Action item → Return every line of the listing below so that it matches the original exactly.

Material supplied →
┄┄┄┄┄┄┄┄┄┄┄┄┄┄┄┄┄┄┄┄

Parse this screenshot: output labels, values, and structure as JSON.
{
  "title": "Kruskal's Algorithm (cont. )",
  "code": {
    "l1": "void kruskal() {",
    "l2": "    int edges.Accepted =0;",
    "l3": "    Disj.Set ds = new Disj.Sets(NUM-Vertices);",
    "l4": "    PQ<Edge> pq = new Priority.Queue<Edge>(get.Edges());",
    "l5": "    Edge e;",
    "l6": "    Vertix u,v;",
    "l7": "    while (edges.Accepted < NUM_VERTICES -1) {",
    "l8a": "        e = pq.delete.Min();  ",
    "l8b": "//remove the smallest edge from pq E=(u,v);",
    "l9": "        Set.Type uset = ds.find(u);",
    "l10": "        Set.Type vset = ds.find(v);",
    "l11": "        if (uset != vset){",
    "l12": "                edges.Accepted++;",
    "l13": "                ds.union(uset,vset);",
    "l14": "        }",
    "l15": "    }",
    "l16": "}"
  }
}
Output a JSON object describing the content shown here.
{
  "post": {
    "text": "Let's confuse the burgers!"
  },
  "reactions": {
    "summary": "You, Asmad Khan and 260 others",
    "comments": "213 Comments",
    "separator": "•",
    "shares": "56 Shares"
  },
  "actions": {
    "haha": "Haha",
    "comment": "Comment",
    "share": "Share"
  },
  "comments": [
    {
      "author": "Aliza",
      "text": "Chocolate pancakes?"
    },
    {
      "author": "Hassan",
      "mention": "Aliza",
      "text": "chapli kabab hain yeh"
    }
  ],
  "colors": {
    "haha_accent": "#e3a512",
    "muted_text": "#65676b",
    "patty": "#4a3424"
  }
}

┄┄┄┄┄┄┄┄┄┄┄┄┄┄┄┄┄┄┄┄

Output of the task →
Parse this screenshot: output labels, values, and structure as JSON.
{
  "title": "Kruskal's Algorithm (cont. )",
  "code": {
    "l1": "void kruskal() {",
    "l2": "    int edges.Accepted =0;",
    "l3": "    Disj.Set ds = new Disj.Sets(NUM-Vertices);",
    "l4": "    PQ<Edge> pq = new Priority.Queue<Edge>(get.Edges());",
    "l5": "    Edge e;",
    "l6": "    Vertix u,v;",
    "l7": "    while (edges.Accepted < NUM_VERTICES -1) {",
    "l8a": "        e = pq.delete.Min();  ",
    "l8b": "//remove the smallest edge from pq E=(u,v);",
    "l9": "        Set.Type uset = ds.find(u);",
    "l10": "        Set.Type vset = ds.find(v);",
    "l11": "        if (uset != vset){",
    "l12": "                edges.Accepted++;",
    "l13": "                ds.union(uset,vset);",
    "l14": "        }",
    "l15": "    }",
    "l16": "}"
  }
}
Output a JSON object describing the content shown here.
{
  "post": {
    "text": "Let's confuse the burgers!"
  },
  "reactions": {
    "summary": "You, Asmad Khan and 260 others",
    "comments": "213 Comments",
    "separator": "•",
    "shares": "56 Shares"
  },
  "actions": {
    "haha": "Haha",
    "comment": "Comment",
    "share": "Share"
  },
  "comments": [
    {
      "author": "Aliza",
      "text": "Chocolate pancakes?"
    },
    {
      "author": "Hassan",
      "mention": "Aliza",
      "text": "chapli kabab hain yeh"
    }
  ],
  "colors": {
    "haha_accent": "#e3a512",
    "muted_text": "#65676b",
    "patty": "#4a3424"
  }
}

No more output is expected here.